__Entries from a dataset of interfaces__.
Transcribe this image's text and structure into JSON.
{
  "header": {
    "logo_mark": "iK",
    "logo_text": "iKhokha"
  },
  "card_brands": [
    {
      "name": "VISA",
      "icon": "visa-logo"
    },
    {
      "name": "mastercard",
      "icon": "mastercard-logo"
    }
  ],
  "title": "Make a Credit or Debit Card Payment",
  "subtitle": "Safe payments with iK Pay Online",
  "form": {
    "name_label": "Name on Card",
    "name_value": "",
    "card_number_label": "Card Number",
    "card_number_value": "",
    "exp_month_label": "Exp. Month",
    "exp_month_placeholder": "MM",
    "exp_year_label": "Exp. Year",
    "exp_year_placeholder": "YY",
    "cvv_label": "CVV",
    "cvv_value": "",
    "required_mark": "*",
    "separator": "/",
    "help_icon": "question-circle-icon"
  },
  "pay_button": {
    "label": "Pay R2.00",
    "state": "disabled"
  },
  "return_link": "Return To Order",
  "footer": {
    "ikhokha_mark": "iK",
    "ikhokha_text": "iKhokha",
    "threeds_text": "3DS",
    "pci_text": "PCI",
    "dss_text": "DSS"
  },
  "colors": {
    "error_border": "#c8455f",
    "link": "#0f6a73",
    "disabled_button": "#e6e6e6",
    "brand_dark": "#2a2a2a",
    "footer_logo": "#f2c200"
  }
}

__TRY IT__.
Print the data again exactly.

__TASK SOLUTION__.
Transcribe this image's text and structure into JSON.
{
  "header": {
    "logo_mark": "iK",
    "logo_text": "iKhokha"
  },
  "card_brands": [
    {
      "name": "VISA",
      "icon": "visa-logo"
    },
    {
      "name": "mastercard",
      "icon": "mastercard-logo"
    }
  ],
  "title": "Make a Credit or Debit Card Payment",
  "subtitle": "Safe payments with iK Pay Online",
  "form": {
    "name_label": "Name on Card",
    "name_value": "",
    "card_number_label": "Card Number",
    "card_number_value": "",
    "exp_month_label": "Exp. Month",
    "exp_month_placeholder": "MM",
    "exp_year_label": "Exp. Year",
    "exp_year_placeholder": "YY",
    "cvv_label": "CVV",
    "cvv_value": "",
    "required_mark": "*",
    "separator": "/",
    "help_icon": "question-circle-icon"
  },
  "pay_button": {
    "label": "Pay R2.00",
    "state": "disabled"
  },
  "return_link": "Return To Order",
  "footer": {
    "ikhokha_mark": "iK",
    "ikhokha_text": "iKhokha",
    "threeds_text": "3DS",
    "pci_text": "PCI",
    "dss_text": "DSS"
  },
  "colors": {
    "error_border": "#c8455f",
    "link": "#0f6a73",
    "disabled_button": "#e6e6e6",
    "brand_dark": "#2a2a2a",
    "footer_logo": "#f2c200"
  }
}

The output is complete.